In the mid-80's I went to what was advertised as Sun Ra with a 100-piece orchestra at some old Lower East Side ballroom. I can't vouch for the exact number of musicians, but there were a ton - Clifford Jarvis was on one set of drums. After the show, my female friend and I went into the balcony area to explore the space, and voila - there's Mr. Ra himself sitting in one of the open rooms. We chatted with him for awhile, and during the conversation one of his dancers came in and rubbed oil on his feet.

Share this post


Link to post
Share on other sites

I caught the end of The Blues Brother's 2000 film on tv tonight. It features a battle of the bands between The Blues Bros and a band made up of mainly Louisiana musicians but also including

Jon Faddis, Jack DeJohnette, Grover Washington and Joshua Redman!

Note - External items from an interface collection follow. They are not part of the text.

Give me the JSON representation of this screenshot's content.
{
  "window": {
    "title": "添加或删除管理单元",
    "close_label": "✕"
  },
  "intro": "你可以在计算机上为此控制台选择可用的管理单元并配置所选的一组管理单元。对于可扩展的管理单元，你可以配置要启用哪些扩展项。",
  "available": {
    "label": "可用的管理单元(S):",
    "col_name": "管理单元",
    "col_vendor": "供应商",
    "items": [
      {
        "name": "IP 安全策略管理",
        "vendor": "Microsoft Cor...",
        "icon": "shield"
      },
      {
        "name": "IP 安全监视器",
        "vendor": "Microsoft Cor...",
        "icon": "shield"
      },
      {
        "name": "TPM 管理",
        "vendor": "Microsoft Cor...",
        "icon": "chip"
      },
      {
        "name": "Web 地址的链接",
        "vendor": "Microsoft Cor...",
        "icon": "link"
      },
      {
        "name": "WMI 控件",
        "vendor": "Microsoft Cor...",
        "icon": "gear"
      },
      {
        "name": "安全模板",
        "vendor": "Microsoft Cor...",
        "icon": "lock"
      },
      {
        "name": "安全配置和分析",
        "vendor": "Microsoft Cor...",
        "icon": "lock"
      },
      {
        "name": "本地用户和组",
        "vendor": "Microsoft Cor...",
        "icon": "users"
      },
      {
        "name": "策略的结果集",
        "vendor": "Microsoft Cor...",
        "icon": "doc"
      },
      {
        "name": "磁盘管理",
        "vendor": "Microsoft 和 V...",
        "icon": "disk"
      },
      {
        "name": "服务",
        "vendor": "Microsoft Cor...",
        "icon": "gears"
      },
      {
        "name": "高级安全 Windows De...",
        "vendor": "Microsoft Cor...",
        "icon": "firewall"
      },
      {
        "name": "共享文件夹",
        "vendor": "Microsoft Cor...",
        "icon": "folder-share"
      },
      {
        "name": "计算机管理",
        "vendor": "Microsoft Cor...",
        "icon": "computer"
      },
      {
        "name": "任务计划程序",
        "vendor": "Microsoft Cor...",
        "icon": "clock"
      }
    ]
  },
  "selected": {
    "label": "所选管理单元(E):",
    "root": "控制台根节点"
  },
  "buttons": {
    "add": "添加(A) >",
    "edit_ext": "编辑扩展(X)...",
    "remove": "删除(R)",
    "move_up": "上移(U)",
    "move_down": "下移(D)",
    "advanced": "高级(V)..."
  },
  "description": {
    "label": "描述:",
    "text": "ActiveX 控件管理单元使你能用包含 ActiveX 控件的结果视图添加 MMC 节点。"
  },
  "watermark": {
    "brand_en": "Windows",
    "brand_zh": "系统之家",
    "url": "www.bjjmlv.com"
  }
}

Share this post


Link to post
Share on other sites

Some years ago my wife and i were on a vacation on the Caribbean Island of Jamaica. We were just getting ready to return to the airport for a flight home when

Clifford Jordan arrived at the resort. I spoke to him briefly and was disappointed that he was arriving just as we were leaving.

Share this post


Link to post
Share on other sites

Please sign in to comment

You will be able to leave a comment after signing in



Sign In Now
Sign in to follow this  
Followers 0

  • Recently Browsing   0 members

    No registered users viewing this page.